### Exercise aim
Every record must be restated exactly. Drop the images.

### Provided information

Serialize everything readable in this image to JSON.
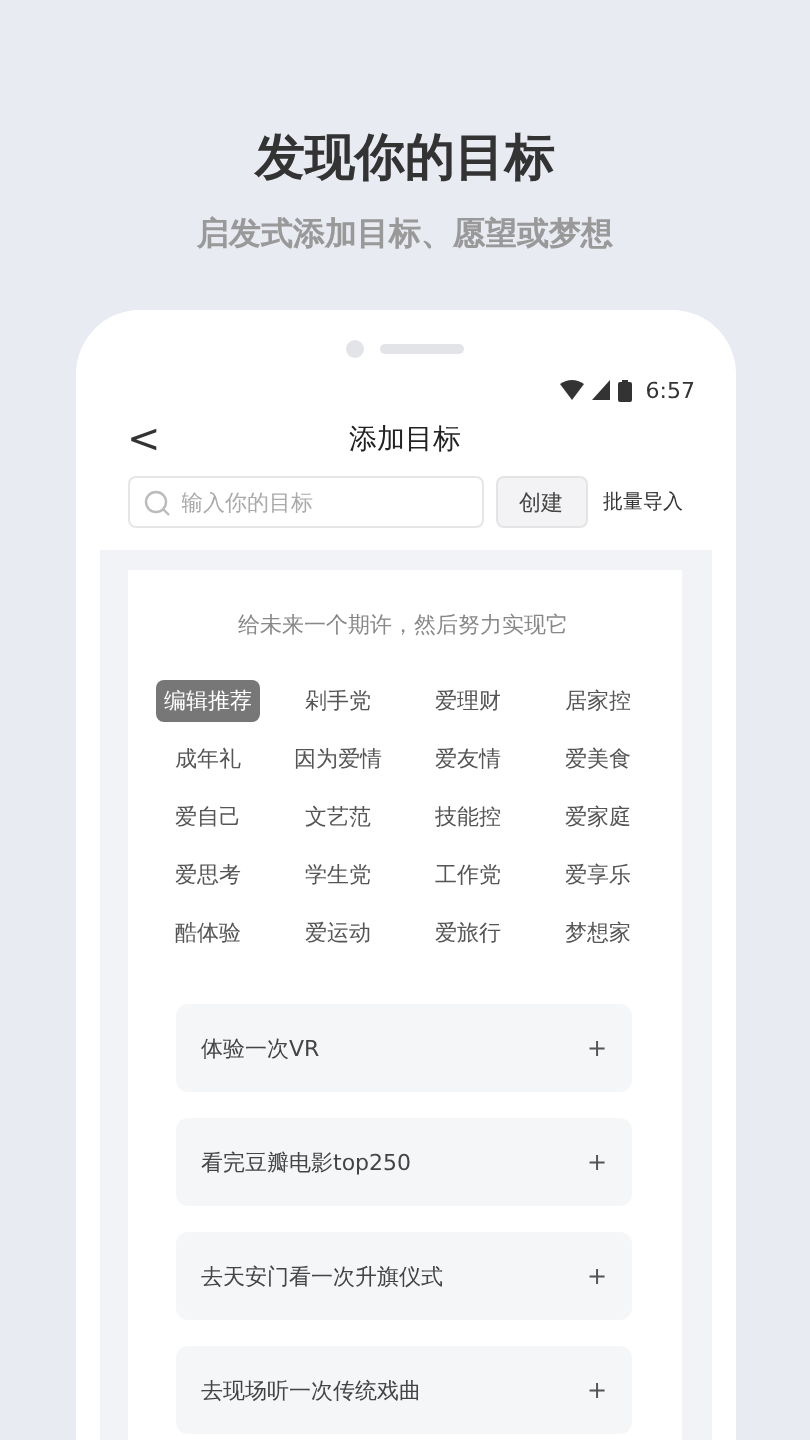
{
  "headline": "发现你的目标",
  "subheadline": "启发式添加目标、愿望或梦想",
  "status_bar": {
    "time": "6:57"
  },
  "nav": {
    "back": "<",
    "title": "添加目标"
  },
  "search": {
    "placeholder": "输入你的目标",
    "create_button": "创建",
    "import_link": "批量导入"
  },
  "prompt": "给未来一个期许，然后努力实现它",
  "tags": [
    {
      "label": "编辑推荐",
      "selected": true
    },
    {
      "label": "剁手党",
      "selected": false
    },
    {
      "label": "爱理财",
      "selected": false
    },
    {
      "label": "居家控",
      "selected": false
    },
    {
      "label": "成年礼",
      "selected": false
    },
    {
      "label": "因为爱情",
      "selected": false
    },
    {
      "label": "爱友情",
      "selected": false
    },
    {
      "label": "爱美食",
      "selected": false
    },
    {
      "label": "爱自己",
      "selected": false
    },
    {
      "label": "文艺范",
      "selected": false
    },
    {
      "label": "技能控",
      "selected": false
    },
    {
      "label": "爱家庭",
      "selected": false
    },
    {
      "label": "爱思考",
      "selected": false
    },
    {
      "label": "学生党",
      "selected": false
    },
    {
      "label": "工作党",
      "selected": false
    },
    {
      "label": "爱享乐",
      "selected": false
    },
    {
      "label": "酷体验",
      "selected": false
    },
    {
      "label": "爱运动",
      "selected": false
    },
    {
      "label": "爱旅行",
      "selected": false
    },
    {
      "label": "梦想家",
      "selected": false
    }
  ],
  "goals": [
    {
      "title": "体验一次VR",
      "add": "+"
    },
    {
      "title": "看完豆瓣电影top250",
      "add": "+"
    },
    {
      "title": "去天安门看一次升旗仪式",
      "add": "+"
    },
    {
      "title": "去现场听一次传统戏曲",
      "add": "+"
    }
  ]
}
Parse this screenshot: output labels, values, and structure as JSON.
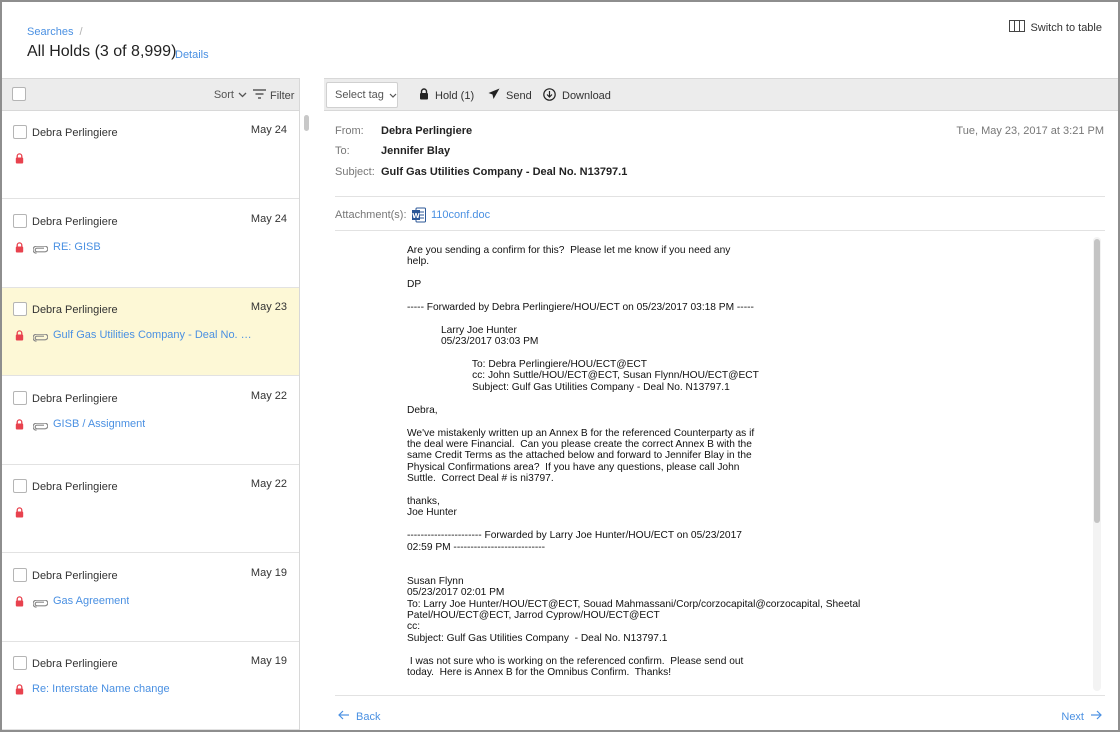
{
  "header": {
    "breadcrumb": "Searches",
    "breadcrumb_sep": "/",
    "title": "All Holds (3 of 8,999)",
    "details_label": "Details",
    "switch_label": "Switch to table"
  },
  "list_toolbar": {
    "sort_label": "Sort",
    "filter_label": "Filter"
  },
  "list": [
    {
      "sender": "Debra Perlingiere",
      "date": "May 24",
      "subject": "",
      "attachment": false
    },
    {
      "sender": "Debra Perlingiere",
      "date": "May 24",
      "subject": "RE: GISB",
      "attachment": true
    },
    {
      "sender": "Debra Perlingiere",
      "date": "May 23",
      "subject": "Gulf Gas Utilities Company - Deal No. N...",
      "attachment": true
    },
    {
      "sender": "Debra Perlingiere",
      "date": "May 22",
      "subject": "GISB / Assignment",
      "attachment": true
    },
    {
      "sender": "Debra Perlingiere",
      "date": "May 22",
      "subject": "",
      "attachment": false
    },
    {
      "sender": "Debra Perlingiere",
      "date": "May 19",
      "subject": "Gas Agreement",
      "attachment": true
    },
    {
      "sender": "Debra Perlingiere",
      "date": "May 19",
      "subject": "Re: Interstate Name change",
      "attachment": false
    }
  ],
  "toolbar": {
    "select_tag": "Select tag",
    "hold": "Hold (1)",
    "send": "Send",
    "download": "Download"
  },
  "message": {
    "from_label": "From:",
    "from": "Debra Perlingiere",
    "to_label": "To:",
    "to": "Jennifer Blay",
    "subject_label": "Subject:",
    "subject": "Gulf Gas Utilities Company - Deal No. N13797.1",
    "date": "Tue, May 23, 2017 at 3:21 PM",
    "attachments_label": "Attachment(s):",
    "attachment": "110conf.doc",
    "body_lines": [
      "Are you sending a confirm for this?  Please let me know if you need any",
      "help.",
      "",
      "DP",
      "",
      "----- Forwarded by Debra Perlingiere/HOU/ECT on 05/23/2017 03:18 PM -----",
      "",
      "            Larry Joe Hunter",
      "            05/23/2017 03:03 PM",
      "",
      "                       To: Debra Perlingiere/HOU/ECT@ECT",
      "                       cc: John Suttle/HOU/ECT@ECT, Susan Flynn/HOU/ECT@ECT",
      "                       Subject: Gulf Gas Utilities Company - Deal No. N13797.1",
      "",
      "Debra,",
      "",
      "We've mistakenly written up an Annex B for the referenced Counterparty as if",
      "the deal were Financial.  Can you please create the correct Annex B with the",
      "same Credit Terms as the attached below and forward to Jennifer Blay in the",
      "Physical Confirmations area?  If you have any questions, please call John",
      "Suttle.  Correct Deal # is ni3797.",
      "",
      "thanks,",
      "Joe Hunter",
      "",
      "---------------------- Forwarded by Larry Joe Hunter/HOU/ECT on 05/23/2017",
      "02:59 PM ---------------------------",
      "",
      "",
      "Susan Flynn",
      "05/23/2017 02:01 PM",
      "To: Larry Joe Hunter/HOU/ECT@ECT, Souad Mahmassani/Corp/corzocapital@corzocapital, Sheetal",
      "Patel/HOU/ECT@ECT, Jarrod Cyprow/HOU/ECT@ECT",
      "cc:",
      "Subject: Gulf Gas Utilities Company  - Deal No. N13797.1",
      "",
      " I was not sure who is working on the referenced confirm.  Please send out",
      "today.  Here is Annex B for the Omnibus Confirm.  Thanks!"
    ]
  },
  "nav": {
    "back": "Back",
    "next": "Next"
  },
  "colors": {
    "link": "#4a90e2",
    "lock": "#e8424e",
    "selected_row": "#fdf8d6",
    "toolbar_bg": "#ececec"
  },
  "icons": {
    "lock": "lock-icon",
    "attachment": "paperclip-icon",
    "table": "table-icon",
    "filter": "filter-icon",
    "send": "send-icon",
    "download": "download-icon",
    "word": "word-doc-icon"
  }
}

### Response area
Serialize everything readable in this image to JSON.
{
  "headline": "发现你的目标",
  "subheadline": "启发式添加目标、愿望或梦想",
  "status_bar": {
    "time": "6:57"
  },
  "nav": {
    "back": "<",
    "title": "添加目标"
  },
  "search": {
    "placeholder": "输入你的目标",
    "create_button": "创建",
    "import_link": "批量导入"
  },
  "prompt": "给未来一个期许，然后努力实现它",
  "tags": [
    {
      "label": "编辑推荐",
      "selected": true
    },
    {
      "label": "剁手党",
      "selected": false
    },
    {
      "label": "爱理财",
      "selected": false
    },
    {
      "label": "居家控",
      "selected": false
    },
    {
      "label": "成年礼",
      "selected": false
    },
    {
      "label": "因为爱情",
      "selected": false
    },
    {
      "label": "爱友情",
      "selected": false
    },
    {
      "label": "爱美食",
      "selected": false
    },
    {
      "label": "爱自己",
      "selected": false
    },
    {
      "label": "文艺范",
      "selected": false
    },
    {
      "label": "技能控",
      "selected": false
    },
    {
      "label": "爱家庭",
      "selected": false
    },
    {
      "label": "爱思考",
      "selected": false
    },
    {
      "label": "学生党",
      "selected": false
    },
    {
      "label": "工作党",
      "selected": false
    },
    {
      "label": "爱享乐",
      "selected": false
    },
    {
      "label": "酷体验",
      "selected": false
    },
    {
      "label": "爱运动",
      "selected": false
    },
    {
      "label": "爱旅行",
      "selected": false
    },
    {
      "label": "梦想家",
      "selected": false
    }
  ],
  "goals": [
    {
      "title": "体验一次VR",
      "add": "+"
    },
    {
      "title": "看完豆瓣电影top250",
      "add": "+"
    },
    {
      "title": "去天安门看一次升旗仪式",
      "add": "+"
    },
    {
      "title": "去现场听一次传统戏曲",
      "add": "+"
    }
  ]
}
Parse this screenshot: output labels, values, and structure as JSON.
{
  "header": {
    "breadcrumb": "Searches",
    "breadcrumb_sep": "/",
    "title": "All Holds (3 of 8,999)",
    "details_label": "Details",
    "switch_label": "Switch to table"
  },
  "list_toolbar": {
    "sort_label": "Sort",
    "filter_label": "Filter"
  },
  "list": [
    {
      "sender": "Debra Perlingiere",
      "date": "May 24",
      "subject": "",
      "attachment": false
    },
    {
      "sender": "Debra Perlingiere",
      "date": "May 24",
      "subject": "RE: GISB",
      "attachment": true
    },
    {
      "sender": "Debra Perlingiere",
      "date": "May 23",
      "subject": "Gulf Gas Utilities Company - Deal No. N...",
      "attachment": true
    },
    {
      "sender": "Debra Perlingiere",
      "date": "May 22",
      "subject": "GISB / Assignment",
      "attachment": true
    },
    {
      "sender": "Debra Perlingiere",
      "date": "May 22",
      "subject": "",
      "attachment": false
    },
    {
      "sender": "Debra Perlingiere",
      "date": "May 19",
      "subject": "Gas Agreement",
      "attachment": true
    },
    {
      "sender": "Debra Perlingiere",
      "date": "May 19",
      "subject": "Re: Interstate Name change",
      "attachment": false
    }
  ],
  "toolbar": {
    "select_tag": "Select tag",
    "hold": "Hold (1)",
    "send": "Send",
    "download": "Download"
  },
  "message": {
    "from_label": "From:",
    "from": "Debra Perlingiere",
    "to_label": "To:",
    "to": "Jennifer Blay",
    "subject_label": "Subject:",
    "subject": "Gulf Gas Utilities Company - Deal No. N13797.1",
    "date": "Tue, May 23, 2017 at 3:21 PM",
    "attachments_label": "Attachment(s):",
    "attachment": "110conf.doc",
    "body_lines": [
      "Are you sending a confirm for this?  Please let me know if you need any",
      "help.",
      "",
      "DP",
      "",
      "----- Forwarded by Debra Perlingiere/HOU/ECT on 05/23/2017 03:18 PM -----",
      "",
      "            Larry Joe Hunter",
      "            05/23/2017 03:03 PM",
      "",
      "                       To: Debra Perlingiere/HOU/ECT@ECT",
      "                       cc: John Suttle/HOU/ECT@ECT, Susan Flynn/HOU/ECT@ECT",
      "                       Subject: Gulf Gas Utilities Company - Deal No. N13797.1",
      "",
      "Debra,",
      "",
      "We've mistakenly written up an Annex B for the referenced Counterparty as if",
      "the deal were Financial.  Can you please create the correct Annex B with the",
      "same Credit Terms as the attached below and forward to Jennifer Blay in the",
      "Physical Confirmations area?  If you have any questions, please call John",
      "Suttle.  Correct Deal # is ni3797.",
      "",
      "thanks,",
      "Joe Hunter",
      "",
      "---------------------- Forwarded by Larry Joe Hunter/HOU/ECT on 05/23/2017",
      "02:59 PM ---------------------------",
      "",
      "",
      "Susan Flynn",
      "05/23/2017 02:01 PM",
      "To: Larry Joe Hunter/HOU/ECT@ECT, Souad Mahmassani/Corp/corzocapital@corzocapital, Sheetal",
      "Patel/HOU/ECT@ECT, Jarrod Cyprow/HOU/ECT@ECT",
      "cc:",
      "Subject: Gulf Gas Utilities Company  - Deal No. N13797.1",
      "",
      " I was not sure who is working on the referenced confirm.  Please send out",
      "today.  Here is Annex B for the Omnibus Confirm.  Thanks!"
    ]
  },
  "nav": {
    "back": "Back",
    "next": "Next"
  },
  "colors": {
    "link": "#4a90e2",
    "lock": "#e8424e",
    "selected_row": "#fdf8d6",
    "toolbar_bg": "#ececec"
  },
  "icons": {
    "lock": "lock-icon",
    "attachment": "paperclip-icon",
    "table": "table-icon",
    "filter": "filter-icon",
    "send": "send-icon",
    "download": "download-icon",
    "word": "word-doc-icon"
  }
}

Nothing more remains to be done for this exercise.